* [EXERCISE BRIEF]: With no images included, output each entry below exactly as it appears.

Items from a data source:
····················
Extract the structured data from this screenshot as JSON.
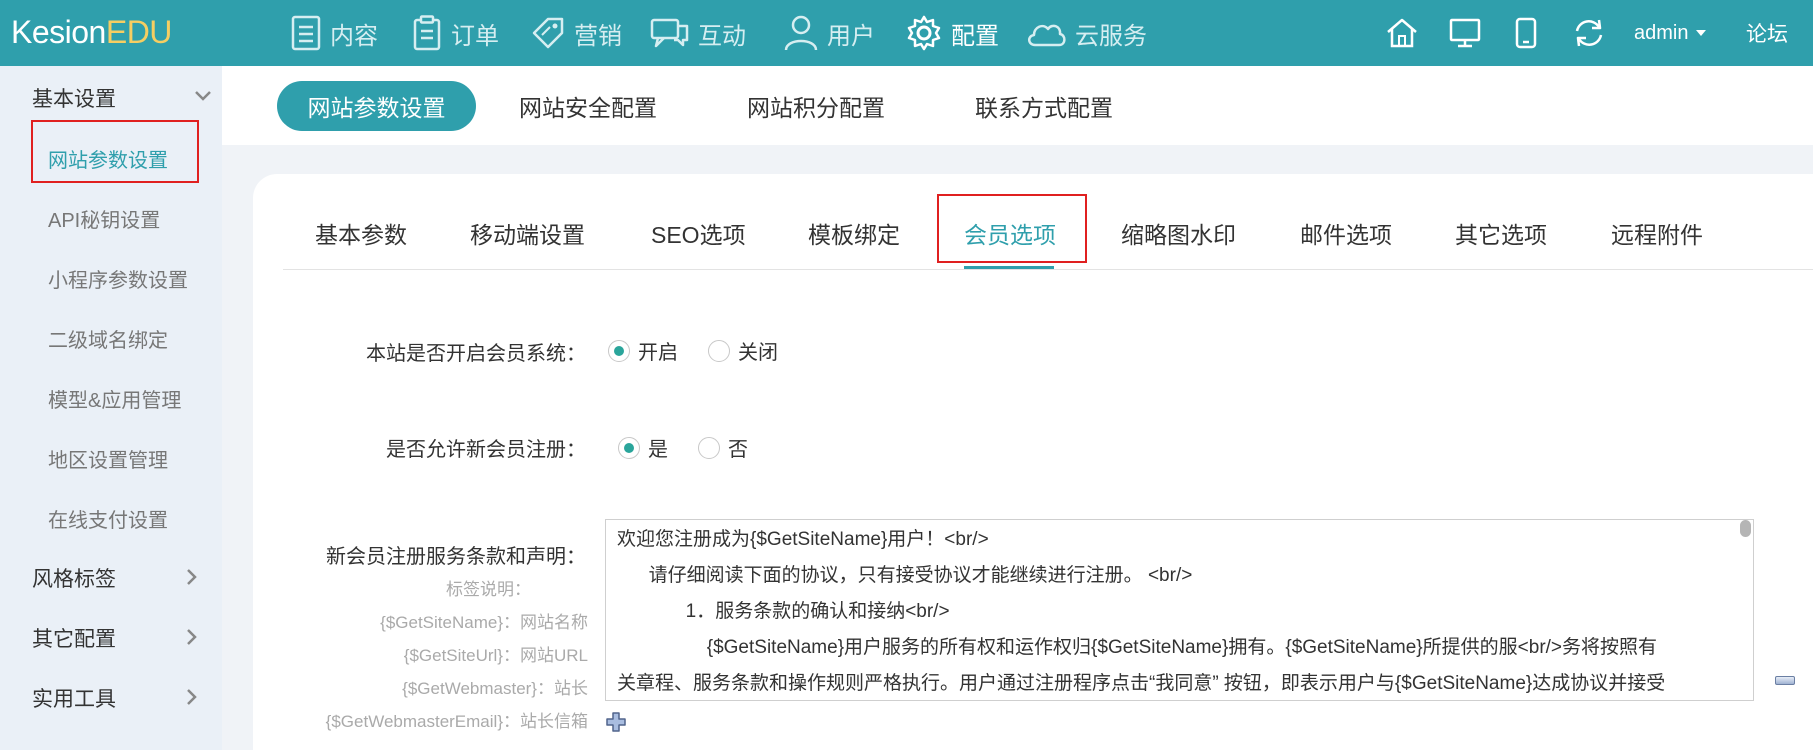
{
  "brand": {
    "logo_main": "Kesion",
    "logo_accent": "EDU"
  },
  "topnav": {
    "items": [
      {
        "label": "内容"
      },
      {
        "label": "订单"
      },
      {
        "label": "营销"
      },
      {
        "label": "互动"
      },
      {
        "label": "用户"
      },
      {
        "label": "配置"
      },
      {
        "label": "云服务"
      }
    ],
    "active_item": "配置",
    "user": "admin",
    "forum": "论坛",
    "icons": [
      "home-icon",
      "desktop-icon",
      "mobile-icon",
      "refresh-icon"
    ]
  },
  "sidebar": {
    "group_basic": "基本设置",
    "items": [
      {
        "label": "网站参数设置"
      },
      {
        "label": "API秘钥设置"
      },
      {
        "label": "小程序参数设置"
      },
      {
        "label": "二级域名绑定"
      },
      {
        "label": "模型&应用管理"
      },
      {
        "label": "地区设置管理"
      },
      {
        "label": "在线支付设置"
      }
    ],
    "groups_collapsed": [
      {
        "label": "风格标签"
      },
      {
        "label": "其它配置"
      },
      {
        "label": "实用工具"
      }
    ]
  },
  "toptabs": [
    {
      "label": "网站参数设置"
    },
    {
      "label": "网站安全配置"
    },
    {
      "label": "网站积分配置"
    },
    {
      "label": "联系方式配置"
    }
  ],
  "subtabs": [
    {
      "label": "基本参数"
    },
    {
      "label": "移动端设置"
    },
    {
      "label": "SEO选项"
    },
    {
      "label": "模板绑定"
    },
    {
      "label": "会员选项"
    },
    {
      "label": "缩略图水印"
    },
    {
      "label": "邮件选项"
    },
    {
      "label": "其它选项"
    },
    {
      "label": "远程附件"
    }
  ],
  "form": {
    "member_system": {
      "label": "本站是否开启会员系统：",
      "options": [
        "开启",
        "关闭"
      ],
      "selected": "开启"
    },
    "allow_register": {
      "label": "是否允许新会员注册：",
      "options": [
        "是",
        "否"
      ],
      "selected": "是"
    },
    "terms": {
      "label": "新会员注册服务条款和声明：",
      "hints": [
        "标签说明：",
        "{$GetSiteName}：网站名称",
        "{$GetSiteUrl}：网站URL",
        "{$GetWebmaster}：站长",
        "{$GetWebmasterEmail}：站长信箱"
      ],
      "lines": [
        "欢迎您注册成为{$GetSiteName}用户！<br/>",
        "      请仔细阅读下面的协议，只有接受协议才能继续进行注册。 <br/>",
        "             1．服务条款的确认和接纳<br/>",
        "                 {$GetSiteName}用户服务的所有权和运作权归{$GetSiteName}拥有。{$GetSiteName}所提供的服<br/>务将按照有",
        "关章程、服务条款和操作规则严格执行。用户通过注册程序点击“我同意” 按钮，即表示用户与{$GetSiteName}达成协议并接受"
      ]
    }
  }
}
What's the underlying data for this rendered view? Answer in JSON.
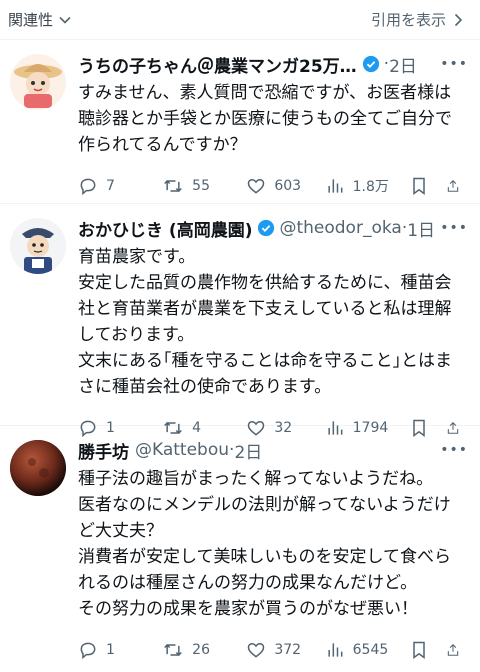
{
  "topbar": {
    "related_label": "関連性",
    "quote_label": "引用を表示"
  },
  "tweets": [
    {
      "name": "うちの子ちゃん＠農業マンガ25万…",
      "handle": "",
      "time": "2日",
      "text": "すみません、素人質問で恐縮ですが、お医者様は\n聴診器とか手袋とか医療に使うもの全てご自分で\n作られてるんですか？",
      "replies": "7",
      "reposts": "55",
      "likes": "603",
      "views": "1.8万",
      "verified": true
    },
    {
      "name": "おかひじき (高岡農園)",
      "handle": "@theodor_oka",
      "time": "1日",
      "text": "育苗農家です。\n安定した品質の農作物を供給するために、種苗会\n社と育苗業者が農業を下支えしていると私は理解\nしております。\n文末にある｢種を守ることは命を守ること｣とはま\nさに種苗会社の使命であります。",
      "replies": "1",
      "reposts": "4",
      "likes": "32",
      "views": "1794",
      "verified": true
    },
    {
      "name": "勝手坊",
      "handle": "@Kattebou",
      "time": "2日",
      "text": "種子法の趣旨がまったく解ってないようだね。\n医者なのにメンデルの法則が解ってないようだけ\nど大丈夫？\n消費者が安定して美味しいものを安定して食べら\nれるのは種屋さんの努力の成果なんだけど。\nその努力の成果を農家が買うのがなぜ悪い！",
      "replies": "1",
      "reposts": "26",
      "likes": "372",
      "views": "6545",
      "verified": false
    }
  ],
  "colors": {
    "text": "#0f1419",
    "muted": "#536471",
    "verified": "#1d9bf0",
    "divider": "#eff3f4"
  }
}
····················
* [EXERCISE RESPONSE]:
Extract the structured data from this screenshot as JSON.
{
  "brand": {
    "logo_main": "Kesion",
    "logo_accent": "EDU"
  },
  "topnav": {
    "items": [
      {
        "label": "内容"
      },
      {
        "label": "订单"
      },
      {
        "label": "营销"
      },
      {
        "label": "互动"
      },
      {
        "label": "用户"
      },
      {
        "label": "配置"
      },
      {
        "label": "云服务"
      }
    ],
    "active_item": "配置",
    "user": "admin",
    "forum": "论坛",
    "icons": [
      "home-icon",
      "desktop-icon",
      "mobile-icon",
      "refresh-icon"
    ]
  },
  "sidebar": {
    "group_basic": "基本设置",
    "items": [
      {
        "label": "网站参数设置"
      },
      {
        "label": "API秘钥设置"
      },
      {
        "label": "小程序参数设置"
      },
      {
        "label": "二级域名绑定"
      },
      {
        "label": "模型&应用管理"
      },
      {
        "label": "地区设置管理"
      },
      {
        "label": "在线支付设置"
      }
    ],
    "groups_collapsed": [
      {
        "label": "风格标签"
      },
      {
        "label": "其它配置"
      },
      {
        "label": "实用工具"
      }
    ]
  },
  "toptabs": [
    {
      "label": "网站参数设置"
    },
    {
      "label": "网站安全配置"
    },
    {
      "label": "网站积分配置"
    },
    {
      "label": "联系方式配置"
    }
  ],
  "subtabs": [
    {
      "label": "基本参数"
    },
    {
      "label": "移动端设置"
    },
    {
      "label": "SEO选项"
    },
    {
      "label": "模板绑定"
    },
    {
      "label": "会员选项"
    },
    {
      "label": "缩略图水印"
    },
    {
      "label": "邮件选项"
    },
    {
      "label": "其它选项"
    },
    {
      "label": "远程附件"
    }
  ],
  "form": {
    "member_system": {
      "label": "本站是否开启会员系统：",
      "options": [
        "开启",
        "关闭"
      ],
      "selected": "开启"
    },
    "allow_register": {
      "label": "是否允许新会员注册：",
      "options": [
        "是",
        "否"
      ],
      "selected": "是"
    },
    "terms": {
      "label": "新会员注册服务条款和声明：",
      "hints": [
        "标签说明：",
        "{$GetSiteName}：网站名称",
        "{$GetSiteUrl}：网站URL",
        "{$GetWebmaster}：站长",
        "{$GetWebmasterEmail}：站长信箱"
      ],
      "lines": [
        "欢迎您注册成为{$GetSiteName}用户！<br/>",
        "      请仔细阅读下面的协议，只有接受协议才能继续进行注册。 <br/>",
        "             1．服务条款的确认和接纳<br/>",
        "                 {$GetSiteName}用户服务的所有权和运作权归{$GetSiteName}拥有。{$GetSiteName}所提供的服<br/>务将按照有",
        "关章程、服务条款和操作规则严格执行。用户通过注册程序点击“我同意” 按钮，即表示用户与{$GetSiteName}达成协议并接受"
      ]
    }
  }
}
What's the underlying data for this rendered view? Answer in JSON.
{
  "topbar": {
    "related_label": "関連性",
    "quote_label": "引用を表示"
  },
  "tweets": [
    {
      "name": "うちの子ちゃん＠農業マンガ25万…",
      "handle": "",
      "time": "2日",
      "text": "すみません、素人質問で恐縮ですが、お医者様は\n聴診器とか手袋とか医療に使うもの全てご自分で\n作られてるんですか？",
      "replies": "7",
      "reposts": "55",
      "likes": "603",
      "views": "1.8万",
      "verified": true
    },
    {
      "name": "おかひじき (高岡農園)",
      "handle": "@theodor_oka",
      "time": "1日",
      "text": "育苗農家です。\n安定した品質の農作物を供給するために、種苗会\n社と育苗業者が農業を下支えしていると私は理解\nしております。\n文末にある｢種を守ることは命を守ること｣とはま\nさに種苗会社の使命であります。",
      "replies": "1",
      "reposts": "4",
      "likes": "32",
      "views": "1794",
      "verified": true
    },
    {
      "name": "勝手坊",
      "handle": "@Kattebou",
      "time": "2日",
      "text": "種子法の趣旨がまったく解ってないようだね。\n医者なのにメンデルの法則が解ってないようだけ\nど大丈夫？\n消費者が安定して美味しいものを安定して食べら\nれるのは種屋さんの努力の成果なんだけど。\nその努力の成果を農家が買うのがなぜ悪い！",
      "replies": "1",
      "reposts": "26",
      "likes": "372",
      "views": "6545",
      "verified": false
    }
  ],
  "colors": {
    "text": "#0f1419",
    "muted": "#536471",
    "verified": "#1d9bf0",
    "divider": "#eff3f4"
  }
}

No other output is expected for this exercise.